Cost – Benefit Study


May 1998

PDK Watch, a coalition of neighborhood groups, notes the following serious flaws in the Cost-Benefit Study of DeKalb-Peachtree Airport (PDK), completed in 1997 by RKG Associates of Durham, New Hampshire.

The fiscal benefit-to-cost ratio of 7 to 1 presented in the report is incorrect. That ratio completely ignores an estimated cost of $75,000,000 for the airport buyout and soundproofing of residential communities most seriously impacted by airport noise, a program to which DeKalb County has committed itself. Inclusion of those buyout and soundproofing costs would give a benefit-to-cost ratio of 0.6 to 1, or simply stated, for each dollar invested in PDK only sixty cents comes back to the general revenue fund. It should be noted that the consultant was specifically required by the request for proposal to include this cost.

The cost-benefit study assumes the value of airport property at $60,000 per acre. However, land surrounding the airport is currently selling at between $200,000 and $400,000 per acre for recent development projects. As only one example, DeKalb County paid more than $200,000 per acre to buy property immediately adjacent to the airport. These sales figures in the hundreds of thousands for land surrounding the airport could be expected to rise much higher if this prime real estate within the perimeter and adjacent to MARTA were not regularly impacted by the existing airport use. The study’s failure to use realistic land values seriously undercuts its credibility.

Although the Request For Proposal for the cost-benefit study specified that the highest and best use of PDK Airport land should be calculated, the study focused on possible industrial use and single-family use for the airport, rather than on the more economically productive possibilities of commercial and multiple-family use. The DeKalb County CEO and Chamber of Commerce are aggressively attempting to develop the commercial potential of the International Village bordering the airport, and there is new commercial (not industrial) construction throughout the area. Ignoring the more productive commercial possibilities for development in the area contradicts the Chamber’s goal of making the Village a destination for commercial, residential, and recreational activity.
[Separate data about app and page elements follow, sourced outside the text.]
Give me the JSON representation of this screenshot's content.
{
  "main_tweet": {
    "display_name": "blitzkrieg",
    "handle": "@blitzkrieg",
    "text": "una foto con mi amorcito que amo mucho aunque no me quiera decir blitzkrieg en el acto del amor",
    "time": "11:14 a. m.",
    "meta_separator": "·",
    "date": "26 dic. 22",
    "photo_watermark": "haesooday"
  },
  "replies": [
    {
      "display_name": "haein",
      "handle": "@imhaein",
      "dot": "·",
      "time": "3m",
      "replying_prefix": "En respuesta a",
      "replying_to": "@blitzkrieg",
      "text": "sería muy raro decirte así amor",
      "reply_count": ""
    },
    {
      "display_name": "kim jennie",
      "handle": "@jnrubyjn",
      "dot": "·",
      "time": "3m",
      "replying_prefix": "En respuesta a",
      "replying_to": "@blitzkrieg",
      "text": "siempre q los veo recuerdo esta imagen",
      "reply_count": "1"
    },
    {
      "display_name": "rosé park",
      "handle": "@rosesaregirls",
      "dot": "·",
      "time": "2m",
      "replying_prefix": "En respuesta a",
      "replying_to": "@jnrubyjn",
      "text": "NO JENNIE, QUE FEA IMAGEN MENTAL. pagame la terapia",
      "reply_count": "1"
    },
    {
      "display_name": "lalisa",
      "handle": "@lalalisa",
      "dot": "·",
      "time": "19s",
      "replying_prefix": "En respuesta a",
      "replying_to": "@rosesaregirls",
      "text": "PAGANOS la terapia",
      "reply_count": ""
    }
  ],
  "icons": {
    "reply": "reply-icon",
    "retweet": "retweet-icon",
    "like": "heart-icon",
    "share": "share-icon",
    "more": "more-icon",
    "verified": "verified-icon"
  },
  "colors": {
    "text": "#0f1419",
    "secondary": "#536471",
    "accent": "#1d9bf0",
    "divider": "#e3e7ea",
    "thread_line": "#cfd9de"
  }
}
The study states that the nearly 800-acre airport directly supports 762 on-site jobs, or approximately one job per acre, and directly or indirectly contributes to 7,357 jobs in DeKalb County. These numbers pale, however, in comparison to the jobs that could be produced by an alternative use. For example, just one nearby office building bordering the airport–the new IRS building–will employ more than 3,200 persons. One could easily envision new developments similar to nearby Century Center that could generate far more jobs than the airport now purportedly supports.

The study indicates that the districts identified as Chamblee-Buford Highway, Doraville, and Northlake/Lakeside have lagged behind the region in terms of residential sales. The Dunwoody area near PDK has underperformed the larger Dunwoody neighborhood. Those who live in the surrounding area have suffered a loss of $67,600,000. One would think that such evidence would encourage DeKalb County’s administration to take steps to control further airport growth. However, at the public hearing for the cost-benefit study, the consultant referred to these problems as “isolated pockets” that presumably could be ignore.
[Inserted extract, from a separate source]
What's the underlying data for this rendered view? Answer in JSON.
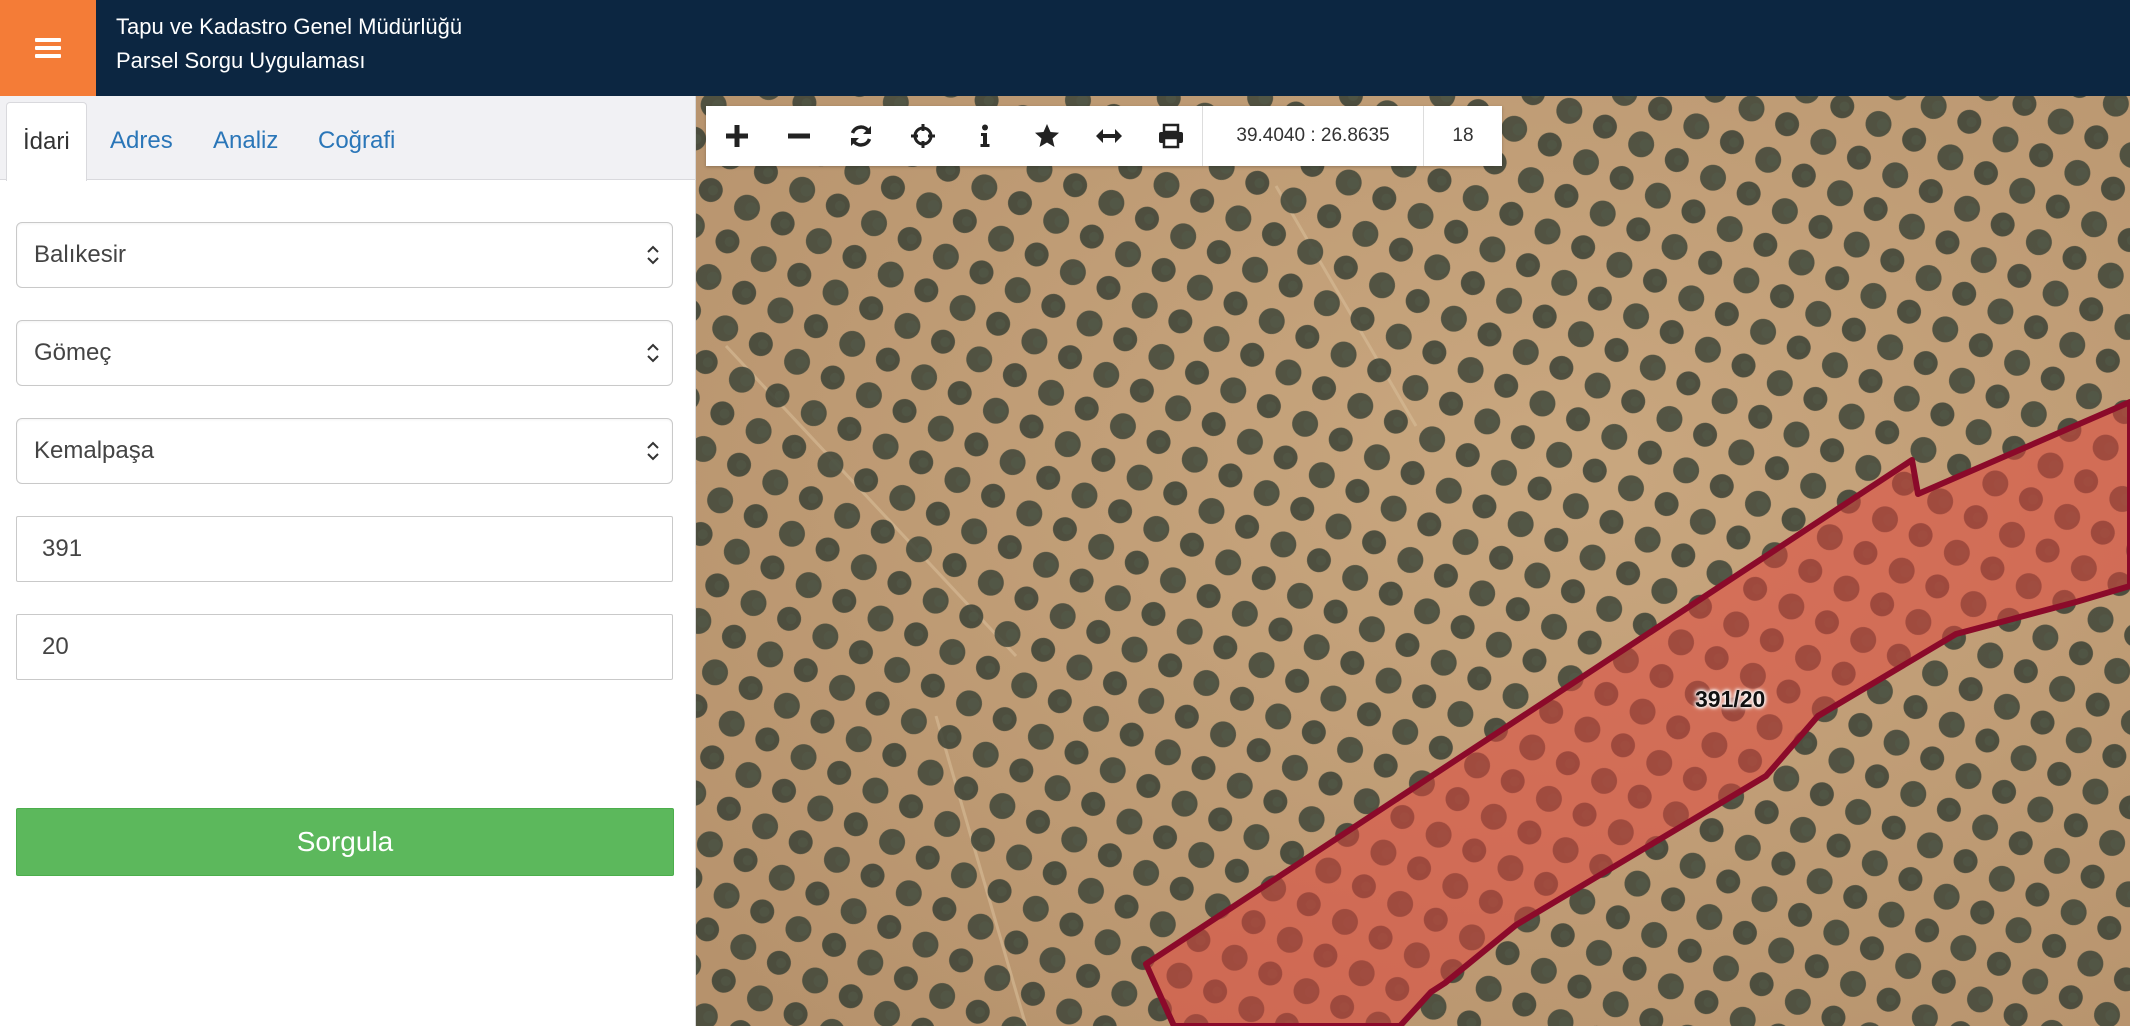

Despite the negative airport impacts identified in this study, airport and county administration are now laying the groundwork for further expansion of the airport. PDK Director Lee Remmel has proposed, for example, to change the County Comprehensive Plan to redefine PDK Airport as a state and regional resource rather than as a county airport, as it now exists. This change would encourage further airport growth on existing property and on land to be acquired in the future. Mr. Remmel’s immediate plans call for expansion of the airport onto land being bought out for noise abatement purposes; he want to install two 20-unit T-hangars in the Clairmont Road area. This contradicts current county policy that new property acquired by PDK Airport shall not be used for further expansion of airport operations.

Proposals for airport expansion presented in the study are deeply disturbing to those who are committed to a positive and vital relationship between residential and commercial developments in DeKalb County. Four expansion scenarios can be found in Appendix L of the study. Each can be completed individually to expand the airport incrementally. The study does not consider the additional negative impact such expansion would produce.

In conclusion, it is clear that this misleading cost-benefit study is a seriously flawed document that cannot be relied upon in making sound economic policy decisions regarding PDK Airport or the surrounding communities.